The Supreme Court just voted to uphold Trump’s travel ban, and here’s what happens now
Ever since he entered the realm of politics, President Donald Trump has been calling for a travel ban on citizens of certain Muslim-majority countries. In his first year in office, Trump attempted to pass three different versions of this ban, which were blocked by federal judges. But despite opposition, the Supreme Court allowed the third travel ban to take effect, and now, six months later, the nation’s highest court has voted to uphold that decision.
CBS News reports that in a 5-4 decision today, June 26th, the Supreme Court ruled that the president has the power to prevent certain groups of immigrants from entering the country. Chief Justice John Roberts, a noted conservative, penned the majority opinion, and the other four conservative justices voted alongside him. In his opinion, Roberts argued that the ban didn’t demonstrate prejudice against Muslims.
Omar Jadwat, director of the American Civil Liberties Union’s Immigrants Rights Project, said in a statement that the decision would “go down in history as one of the Supreme Court’s great failures.” The ACLU was one of the groups that legally challenged the travel ban.
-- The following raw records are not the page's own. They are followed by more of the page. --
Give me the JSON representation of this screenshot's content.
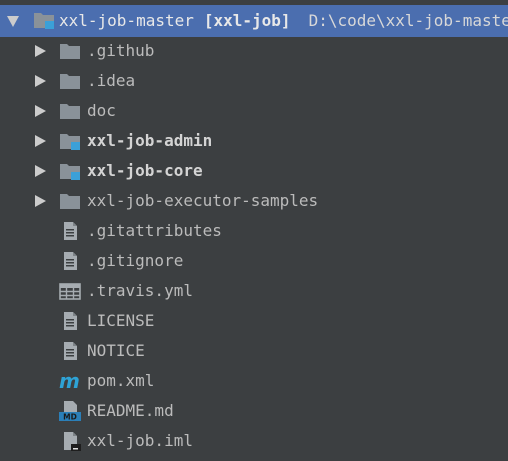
{
  "tree": {
    "root": {
      "name": "xxl-job-master",
      "module": "[xxl-job]",
      "path": "D:\\code\\xxl-job-master",
      "icon": "module-folder-icon",
      "expanded": true
    },
    "children": [
      {
        "label": "github",
        "display": ".github",
        "icon": "folder-icon",
        "expandable": true
      },
      {
        "display": ".idea",
        "icon": "folder-icon",
        "expandable": true
      },
      {
        "display": "doc",
        "icon": "folder-icon",
        "expandable": true
      },
      {
        "display": "xxl-job-admin",
        "icon": "module-folder-icon",
        "expandable": true,
        "bold": true
      },
      {
        "display": "xxl-job-core",
        "icon": "module-folder-icon",
        "expandable": true,
        "bold": true
      },
      {
        "display": "xxl-job-executor-samples",
        "icon": "folder-icon",
        "expandable": true
      },
      {
        "display": ".gitattributes",
        "icon": "text-file-icon",
        "expandable": false
      },
      {
        "display": ".gitignore",
        "icon": "text-file-icon",
        "expandable": false
      },
      {
        "display": ".travis.yml",
        "icon": "yaml-file-icon",
        "expandable": false
      },
      {
        "display": "LICENSE",
        "icon": "text-file-icon",
        "expandable": false
      },
      {
        "display": "NOTICE",
        "icon": "text-file-icon",
        "expandable": false
      },
      {
        "display": "pom.xml",
        "icon": "maven-file-icon",
        "expandable": false
      },
      {
        "display": "README.md",
        "icon": "markdown-file-icon",
        "expandable": false,
        "badge": "MD"
      },
      {
        "display": "xxl-job.iml",
        "icon": "iml-file-icon",
        "expandable": false
      }
    ]
  },
  "colors": {
    "background": "#3c3f41",
    "selection": "#4b6eaf",
    "folder": "#8a9299",
    "module_marker": "#3ba0d8",
    "maven": "#2ea3d6"
  }
}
"The court failed today, and so the public is needed more than ever," Jadwat's statement read. "We must make it crystal clear to our elected representatives: If you are not taking actions to rescind and dismantle Trump’s Muslim ban, you are not upholding this country’s most basic principles of freedom and equality."
Trump, meanwhile, celebrated the Supreme Court’s decision with an all-caps tweet.
As the New York Times notes, the version of the travel ban that SCOTUS upheld today, which was issued in September 2017, affects residents of Somalia, Iran, Yemen, Venezuela, North Korea, Libya, and Syria. Under the ban, citizens of these countries are barred from emigrating to the U.S., although some can still enter under certain kinds of visas.
Vox pointed out that while this version of the ban is slightly less restrictive than the first two, it’s also meant to be permanent. In theory, today’s decision could be negated by the 9th Circuit Court, which still has to rule on the ban, but Vox notes that it will be difficult to stop what is already in motion.
Today’s ruling on the travel ban is heartbreaking. In this difficult time, we stand with immigrants and will continue to fight for the rights of all people. If you wish to protest SCOTUS’s decision, the ACLU is hosting rallies around the country this week.